Looks like I'm in good company!

Not that claiming it means I can do it, or do it well, but I just wanted to reinforce the importance of this -- it's not just the algorithms that are important, it's how the algorithms fit into your big picture that counts.

PS: Matt Blaze is a well known crypto and security guru; currently he's at UPenn.  He's not just an eSecurity guru -- he's also an expert safe-cracker and lock picker, as far as I can remember :)  He runs http://www.crypto.com/ and his blog and articles are always interesting...


Matt Blaze on SSL certificates

A decade ago, I observed that commercial certificate authorities protect you from anyone from whom they are unwilling to take money.
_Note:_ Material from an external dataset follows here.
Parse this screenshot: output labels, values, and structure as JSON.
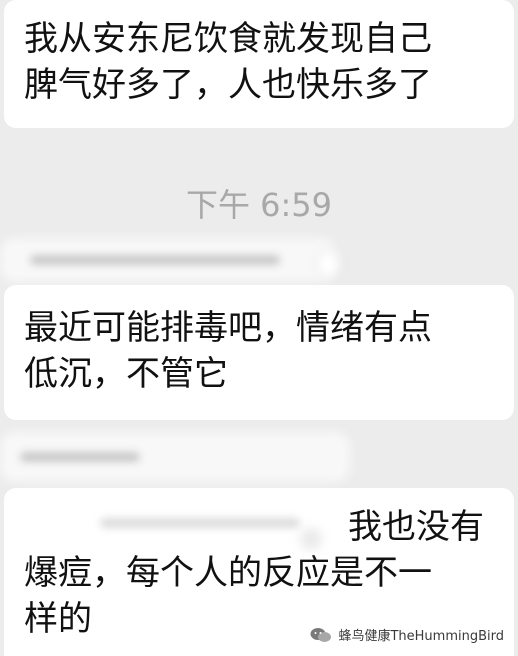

That turns out to be wrong; they don't even do that much.

-- http://www.crypto.com/blog/spycerts/


(git) first time Jon said something I didn't agree with :)

[background: I have a lot of admiration for Jon Corbet, kernel hacker and editor of LWN.  His writing skill, sense of humour, and clarity of thought are legendary in the Linux community]
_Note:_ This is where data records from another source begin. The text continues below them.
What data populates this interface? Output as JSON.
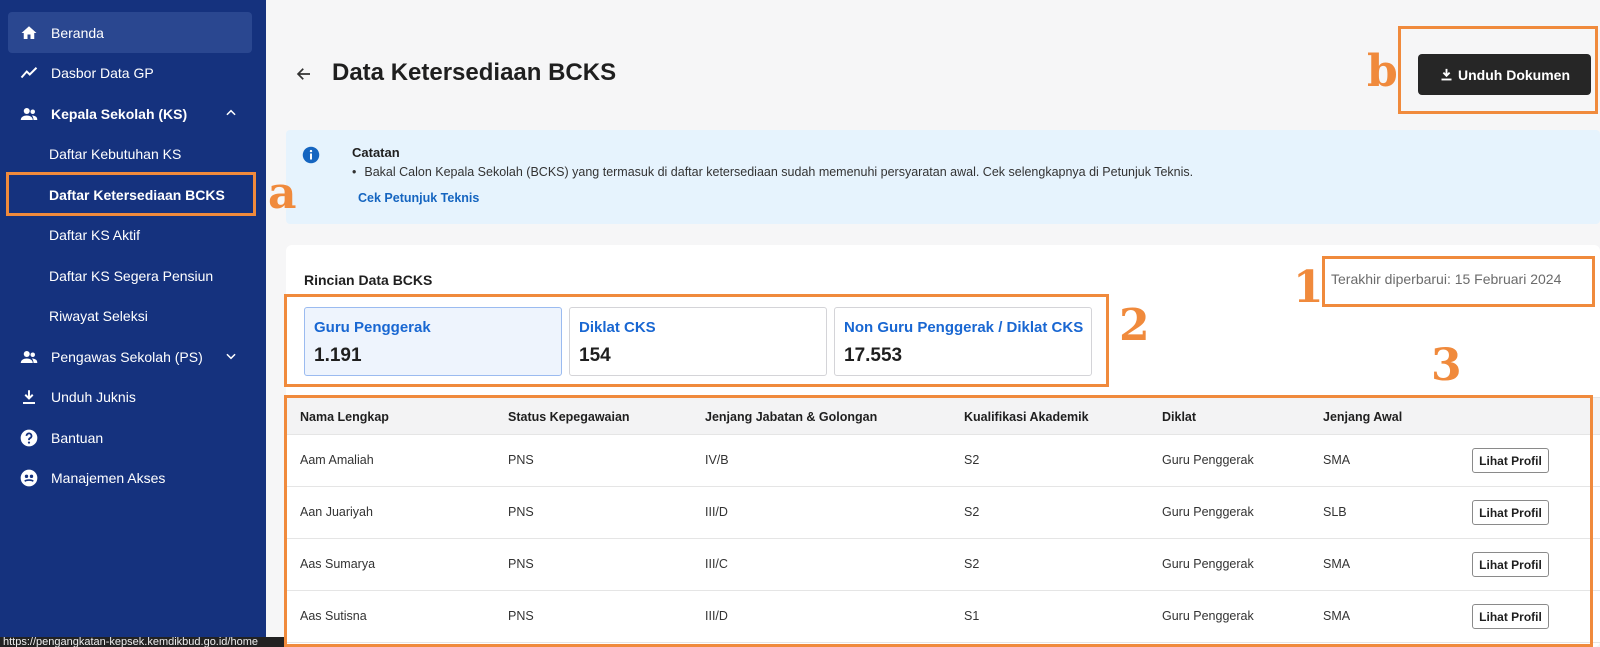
{
  "sidebar": {
    "items": [
      {
        "label": "Beranda",
        "icon": "home-icon"
      },
      {
        "label": "Dasbor Data GP",
        "icon": "chart-line-icon"
      },
      {
        "label": "Kepala Sekolah (KS)",
        "icon": "people-icon"
      },
      {
        "label": "Daftar Kebutuhan KS"
      },
      {
        "label": "Daftar Ketersediaan BCKS"
      },
      {
        "label": "Daftar KS Aktif"
      },
      {
        "label": "Daftar KS Segera Pensiun"
      },
      {
        "label": "Riwayat Seleksi"
      },
      {
        "label": "Pengawas Sekolah (PS)",
        "icon": "people-icon"
      },
      {
        "label": "Unduh Juknis",
        "icon": "download-icon"
      },
      {
        "label": "Bantuan",
        "icon": "help-icon"
      },
      {
        "label": "Manajemen Akses",
        "icon": "access-icon"
      }
    ]
  },
  "status_url": "https://pengangkatan-kepsek.kemdikbud.go.id/home",
  "header": {
    "title": "Data Ketersediaan BCKS",
    "download_label": "Unduh Dokumen"
  },
  "note": {
    "title": "Catatan",
    "text": "Bakal Calon Kepala Sekolah (BCKS) yang termasuk di daftar ketersediaan sudah memenuhi persyaratan awal. Cek selengkapnya di Petunjuk Teknis.",
    "link": "Cek Petunjuk Teknis"
  },
  "details": {
    "title": "Rincian Data BCKS",
    "updated": "Terakhir diperbarui: 15 Februari 2024",
    "stats": [
      {
        "label": "Guru Penggerak",
        "value": "1.191"
      },
      {
        "label": "Diklat CKS",
        "value": "154"
      },
      {
        "label": "Non Guru Penggerak / Diklat CKS",
        "value": "17.553"
      }
    ]
  },
  "table": {
    "headers": [
      "Nama Lengkap",
      "Status Kepegawaian",
      "Jenjang Jabatan & Golongan",
      "Kualifikasi Akademik",
      "Diklat",
      "Jenjang Awal"
    ],
    "button_label": "Lihat Profil",
    "rows": [
      [
        "Aam Amaliah",
        "PNS",
        "IV/B",
        "S2",
        "Guru Penggerak",
        "SMA"
      ],
      [
        "Aan Juariyah",
        "PNS",
        "III/D",
        "S2",
        "Guru Penggerak",
        "SLB"
      ],
      [
        "Aas Sumarya",
        "PNS",
        "III/C",
        "S2",
        "Guru Penggerak",
        "SMA"
      ],
      [
        "Aas Sutisna",
        "PNS",
        "III/D",
        "S1",
        "Guru Penggerak",
        "SMA"
      ]
    ]
  },
  "annotations": {
    "a": "a",
    "b": "b",
    "n1": "1",
    "n2": "2",
    "n3": "3"
  },
  "colors": {
    "sidebar": "#15327e",
    "accent": "#1967d2",
    "annotation": "#f08a3c"
  }
}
But in http://lwn.net/Articles/382090 , Jon tried to draw a parallel between two recent heated discussions on LWN -- one in response to SVN's grandiose, disingenuous, borderline-FUDding (against DVCS), "vision" statement (hah!), and one about some UI change that Ubuntu had made.  Jon seemed to be trying to get people to calm down and be a little more mature in their reactions -- a sort of admonishment of their responses perhaps.  Considering that the last such debate I am aware of (Monty trying to steal MySQL back) did not get such a response from Jon, this was interesting.

I don't use or recommend Ubuntu anymore due to its installing Mono by default, so that discussion is out of my radar.  Reading the comments from the perspective of an all-out git fan, however, a few interesting comments stand out:

http://lwn.net/Articles/382459/ -- [...] another difference, is that the complaints about SVN are from people who want it to die and the complaints about Ubuntu are from people who want it be to be great.

http://lwn.net/Articles/382138/ -- Subversion, on the other hand, probably annoyed most people by a vision statement that implied it had a legitimate claim to be superior in those areas, which it doesn't - note that the latter found arguments (large binary blobs, among others) weren't in that statement, but that the claims it did make were at the expense of the "competition". It read like "DVCS: not simple to use, not controlled, don't support centralized work-flows". Of course that annoyed the hell out of DVCS users.  There's more good stuff in that comment, by the way.

http://lwn.net/Articles/382142/ -- The community has always responded rapidly to incorrect information. With the amount of FUD thrown our way from the outside, the responses have gotten faster and stronger. This is a good thing when the people making the false statements are companies like SCO, it's not as good when it's something like the Subversion vision statement. However I don't think that you can get one without the other.

The rest of the comments were details of how to do something or other in DVCSs and so on.  For the record, I have always suggested that folks whose main work product is binary formats like doc/xls/ppt should stick to a VCS that allows mandatory locking, such as VSS.  This holds true for OOo files also, even if they are XML underneath, so the key point is they are difficult to merge if parallel development happebs.

I also know that extremely large files do cause a problem for git, and checking out a partial tree is complicated by the SHA calculations being thrown out of gear (although in theory this *is* solvable).


...too late

OK, I'm ready.  Let's go.

No.  You forgot something.


Your smile :)


She was almost always in a temper at her brothers and parents.  I was 16 or 17, the same age as her younger brothers.  But I had two things going for me: I was sane enough to have a conversation with, and I was a cousin who just visited once in a while.

So I could risk her wrath, and say something cheeky or funny.  I could make her smile :)


I never did try and catch up with that smile in later years, even after I moved back to India and to the same city where she lived.  I just never bothered.  I can't explain why.

And now it's too late.


And I realised something today.  I tear up too easily.